Send the link below via email or IMCopy
Present to your audienceStart remote presentation
- Invited audience members will follow you as you navigate and present
- People invited to a presentation do not need a Prezi account
- This link expires 10 minutes after you close the presentation
- A maximum of 30 users can follow your presentation
- Learn more about this feature in our knowledge base article
LGBT in Italy
Transcript of LGBT in Italy
Two Italian politicians have gone on YouTube to beg voters to keep the country 'clean' and not 'vote with your ass' by supporting same-sex marriage.
Agrigento, February 20, 2012.
Michelle Santamaria is a 23-year-old transsexual who lives in Licata (Agrigento, Sicily).
On the evening of February 14th, she was dancing in a pub in the city centre. She was approached by a gang of young men and punched in the face before being dragged to the ground and beaten
They are beasts,” Michelle says of her attackers, “I was attacked for being a transsexual man, as I have masculine features. They brutally beat me up in front of everyone present. Nobody attempted to help me, not even the pub owner, who wanted me out of the place as soon as possible."
As she made her escape from the room, Michelle was chased by her assailants who were armed with knives. The chase only ended when she reached the police station, where she made a complaint.
The historical legacy of Italian legislation is characterised by negation rather than repression of homosexuality.
Same-sex relations, as well as homophobia,
remain invisible to state regulation.
There is currently no criminal or civil legal provision in Italy regarding hate speech related to homophobia or discrimination on the ground of sexual orientation.
Criminal law only penalises hate speech
related to discrimination on the grounds of race, ethnicity, nationality or religion.
Moreover, the Italian legal system takes no account either in its legislation or in its case law of whether crime is committed with homophobic intent.
2)LGBTQ events and expression of communities
Social exclusion and marginalization of LGBTQ groups
the Dolce vita ?
The Italian legal system does not recognise same-sex marriage or any other form of heterosexual or LGBT partnership.
There is no opportunity for LGBT couples to adopt children, and no recognition of the relation between children and co-parents in LGBT families
Same sex sexual activity
Anti-discrimination laws in Employment
Application of an European directive
Right to change legal gender
DISCRIMINATION AND STEREOTYPES
It has been released for their campaign for the general elections, which took place in Italy Sunday 24 February 2013
AN EVOLUTION ?
According to data from the 2010 Italy Eurispes report released Jan. 29,
the percentage of Italians who have a positive attitude towards homosexuality and are in favor of legal recognition of gay and lesbian couples is still growing.
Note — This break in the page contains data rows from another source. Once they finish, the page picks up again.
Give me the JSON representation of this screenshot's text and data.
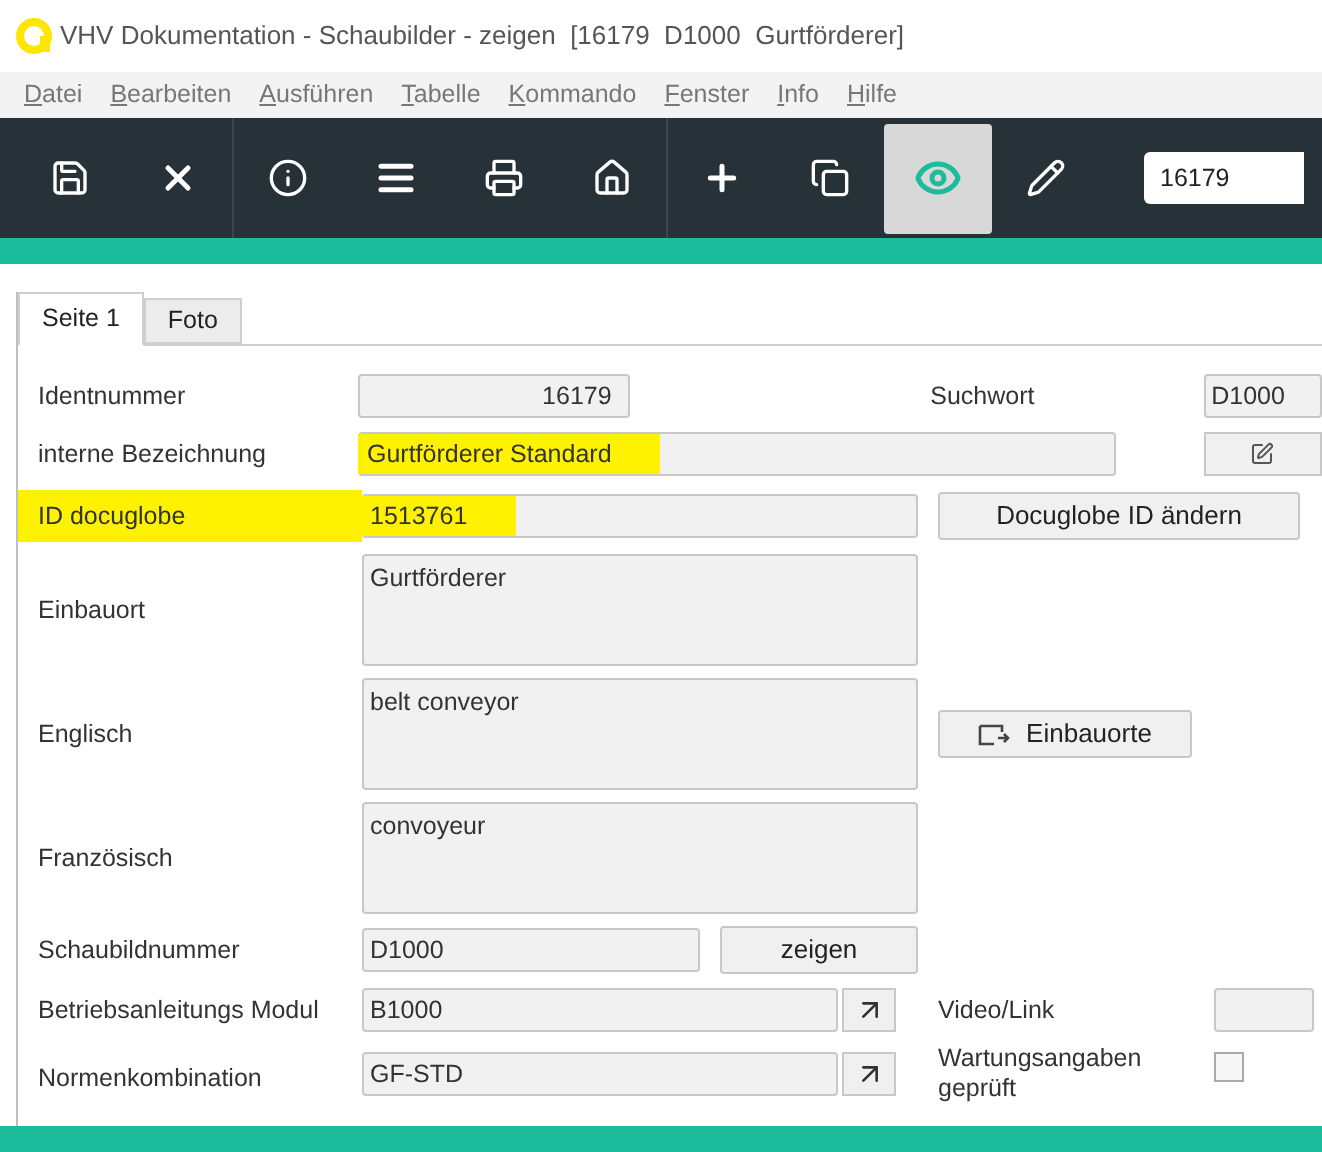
{
  "window": {
    "title": "VHV Dokumentation - Schaubilder - zeigen  [16179  D1000  Gurtförderer]"
  },
  "menu": [
    {
      "label": "Datei"
    },
    {
      "label": "Bearbeiten"
    },
    {
      "label": "Ausführen"
    },
    {
      "label": "Tabelle"
    },
    {
      "label": "Kommando"
    },
    {
      "label": "Fenster"
    },
    {
      "label": "Info"
    },
    {
      "label": "Hilfe"
    }
  ],
  "toolbar": {
    "groups": [
      [
        {
          "kind": "save",
          "selected": false
        },
        {
          "kind": "close",
          "selected": false
        }
      ],
      [
        {
          "kind": "info",
          "selected": false
        },
        {
          "kind": "list",
          "selected": false
        },
        {
          "kind": "print",
          "selected": false
        },
        {
          "kind": "home",
          "selected": false
        }
      ],
      [
        {
          "kind": "add",
          "selected": false
        },
        {
          "kind": "copy",
          "selected": false
        },
        {
          "kind": "view",
          "selected": true
        },
        {
          "kind": "edit",
          "selected": false
        }
      ]
    ],
    "search": {
      "value": "16179"
    }
  },
  "tabs": [
    {
      "label": "Seite 1",
      "selected": true
    },
    {
      "label": "Foto",
      "selected": false
    }
  ],
  "form": {
    "identnummer": {
      "label": "Identnummer",
      "value": "16179"
    },
    "suchwort": {
      "label": "Suchwort",
      "value": "D1000"
    },
    "interne_bezeichnung": {
      "label": "interne Bezeichnung",
      "value": "Gurtförderer Standard",
      "highlighted": true
    },
    "id_docuglobe": {
      "label": "ID docuglobe",
      "value": "1513761",
      "highlighted": true
    },
    "docuglobe_button": "Docuglobe ID ändern",
    "einbauort": {
      "label": "Einbauort",
      "value": "Gurtförderer"
    },
    "englisch": {
      "label": "Englisch",
      "value": "belt conveyor"
    },
    "einbauorte_button": "Einbauorte",
    "franzoesisch": {
      "label": "Französisch",
      "value": "convoyeur"
    },
    "schaubildnummer": {
      "label": "Schaubildnummer",
      "value": "D1000"
    },
    "zeigen_button": "zeigen",
    "betriebsanleitungs_modul": {
      "label": "Betriebsanleitungs Modul",
      "value": "B1000"
    },
    "video_link": {
      "label": "Video/Link"
    },
    "normenkombination": {
      "label": "Normenkombination",
      "value": "GF-STD"
    },
    "wartungsangaben": {
      "label": "Wartungsangaben geprüft",
      "checked": false
    }
  }
}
In particular, we point out that 82% of the Italian states consider homosexuals equal to all others. 41% of citizens think that homosexual couples have the right to marry in a civil ceremony, and 20.4% agree with civil unions.
In total, therefore, 61.4% are in favor of a form of legal recognition for gay and lesbian couples. This is an increase of 2.5% from last year (58.9%) and almost 10% in 7 years (51.6% in 2003).
"This is further proof that the Italians are ahead of their national institutions. Our parliament hear more people and what they hear as soon approve a law that guarantees gay people the opportunity to publicly recognize their families, as is done in 20 European countries "- said the national president Aurelio Mancuso Arcigay.
The slogan "siamo aperti a tutte le famiglie" (we are open to all families) revives the debate about Lgbt'S rights in Italy.
A new publicity showing two mans hands by hands has been published in 2010 in the Sicilian press for the opening of a new shop Ikea in Catania.
The opponents has seen this advertisement has a provocation with commercial purpose in the purpose of extended visibility.
The image of the rosy-cheeked newborn, with the slogan "Sexual orientation is not a choice", will soon go up on billboards across Tuscany as part of a drive by its regional government to curb discrimination against gays and lesbians.
The Vatican and conservative politicians were quick to criticize the advertisement, images of which have already appeared in Italian newspapers.
Christian Democrat lawmaker Luca Volonte said using a newborn to suggest that homosexual tendencies were innate was "misleading and shameful". Opposition Senator Maria Burani Procaccini said heads should roll over the matter.
The Vatican, which does not consider homosexual tendencies sinful but condemns homosexual acts, called the matter strange.